But I’m not saying rock is good or even desirable. Law firms are classical, so strategically, they need to operate accordingly. But online services selling legal content are rock stars and have to operate, market, and find the right people for their fast-paced environment.
So which are you? Classical or rock? The worst thing you can do is try to be rock when you are really classical. Each genre has their place and their own operating strategies. So if your business is classical, then operate like one. If rock, keep rockin.
Last weekend, I was listening to the MU football game against Kansas. It was bad, really bad for the good guys. MU couldn’t do anything right. Three interceptions in the first half. One paper stated the MU quarterback wanted the offensive coordinator to quit calling passing plays (talk about a lack of confidence).
But here’s a great quote, a great story. Leave it to the MU coach to say the right thing at the right time to a key player:

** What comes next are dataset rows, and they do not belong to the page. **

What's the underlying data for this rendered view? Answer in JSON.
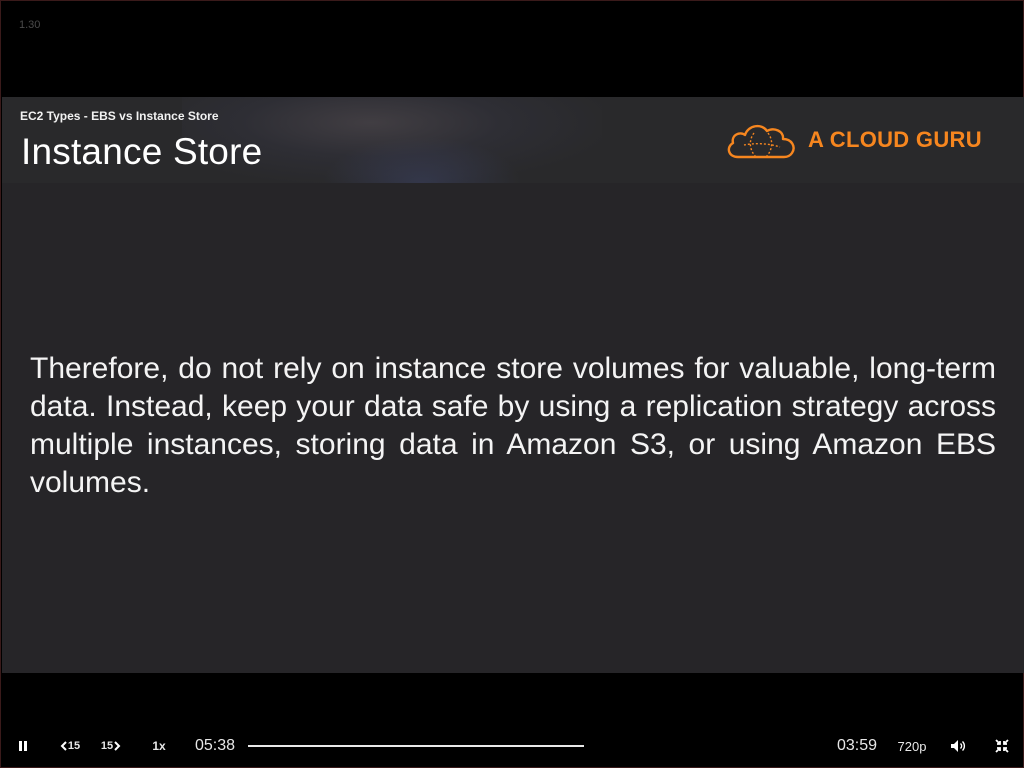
{
  "player": {
    "version": "1.30"
  },
  "slide": {
    "subtitle": "EC2 Types - EBS vs Instance Store",
    "title": "Instance Store",
    "logo_text": "A CLOUD GURU",
    "body": "Therefore, do not rely on instance store volumes for valuable, long-term data. Instead, keep your data safe by using a replication strategy across multiple instances, storing data in Amazon S3, or using Amazon EBS volumes."
  },
  "controls": {
    "pause_icon": "pause-icon",
    "rewind_label": "15",
    "forward_label": "15",
    "speed_label": "1x",
    "elapsed_time": "05:38",
    "remaining_time": "03:59",
    "progress": 1.0,
    "quality_label": "720p",
    "volume_icon": "volume-icon",
    "fullscreen_icon": "exit-fullscreen-icon"
  },
  "colors": {
    "brand_orange": "#f6861f",
    "slide_background": "#262528",
    "player_background": "#000000"
  }
}
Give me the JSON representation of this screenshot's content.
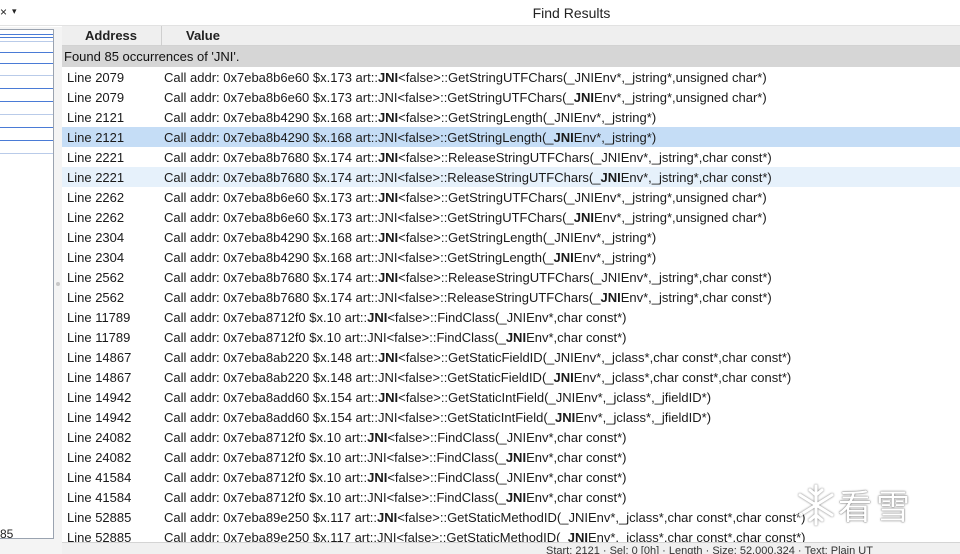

“Hey, you know what?” Pinkel told Franklin. “You made some bad throws. But you’re a great player. You’re not the only guy that’s ever done this. So move on, get rid of it. Park it.” Souce: Kansas City Star
Great words. How many times have we seen situations like this where the coach tears into the player. Or a parent? Or a boss?

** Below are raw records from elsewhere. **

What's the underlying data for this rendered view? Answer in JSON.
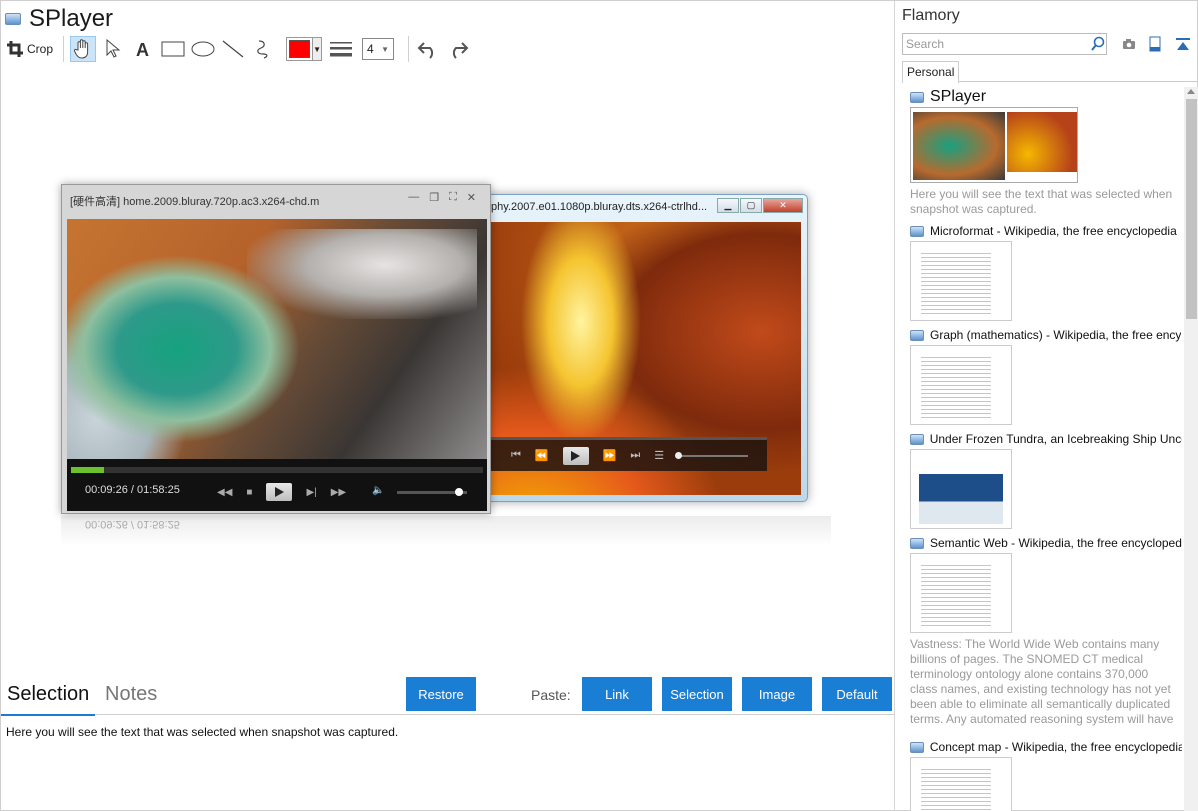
{
  "app": {
    "title": "SPlayer"
  },
  "toolbar": {
    "crop_label": "Crop",
    "line_width": "4",
    "pen_color": "#ff0000"
  },
  "screenshot": {
    "front_window_title": "[硬件高清] home.2009.bluray.720p.ac3.x264-chd.m",
    "back_window_title": "phy.2007.e01.1080p.bluray.dts.x264-ctrlhd...",
    "time_readout": "00:09:26 / 01:58:25",
    "reflection_text": "00:09:26 / 01:58:25"
  },
  "bottom": {
    "tab_selection": "Selection",
    "tab_notes": "Notes",
    "restore_label": "Restore",
    "paste_label": "Paste:",
    "paste_buttons": [
      "Link",
      "Selection",
      "Image",
      "Default"
    ],
    "notes_text": "Here you will see the text that was selected when snapshot was captured."
  },
  "flamory": {
    "title": "Flamory",
    "search_placeholder": "Search",
    "tab_personal": "Personal",
    "entries": [
      {
        "title": "SPlayer",
        "desc": "Here you will see the text that was selected when snapshot was captured."
      },
      {
        "title": "Microformat - Wikipedia, the free encyclopedia",
        "desc": ""
      },
      {
        "title": "Graph (mathematics) - Wikipedia, the free ency",
        "desc": ""
      },
      {
        "title": "Under Frozen Tundra, an Icebreaking Ship Unco",
        "desc": ""
      },
      {
        "title": "Semantic Web - Wikipedia, the free encycloped",
        "desc": "Vastness: The World Wide Web contains many billions of pages. The SNOMED CT medical terminology ontology alone contains 370,000 class names, and existing technology has not yet been able to eliminate all semantically duplicated terms. Any automated reasoning system will have to deal with truly huge inputs."
      },
      {
        "title": "Concept map - Wikipedia, the free encyclopedia",
        "desc": ""
      }
    ]
  }
}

Coach Pinkel made some poor decisions a few weeks earlier, but the words of wisdom and encouragement above can teach us much both on and off the field.
And yes, the good guys won.
Over the past year, a few of my clients have hired new attorneys. Here are three simple questions I recommend they ask during the interviewing process (the same ones I use):
1. Do you have SEC experience? This is not a deal breaker, but business attorneys that have worked in large firms right out of college sometimes get to work on SEC-related projects. I’ve found in the past that attorneys with SEC experience are great business thinkers. Accordingly, I want an attorney who knows business inside and out, not just the law. Those with an SEC background generally have an edge over their peers without such experience.
2. Do you bill by the hour? The billable hour is idiotic. Thankfully, there are some firms around the globe that are finally moving to value-based billing. Think about it — are you paying for butts in seats or for results? If I need a DPA for a business I’m buying, give me a price.
3. And that leads to a similar point. Will the attorney have their para-legals or junior-level staff do as much of the work as possible keeping costs down? You will not find that in smaller practices, so the question is relevant if you are on a tight budget.
Good luck on your search.
I appreciate a loyal reader that passed along this picture of the Dummies Guide to Understanding our U.S. Tax Code. Sorry, but I’ll pass on this one.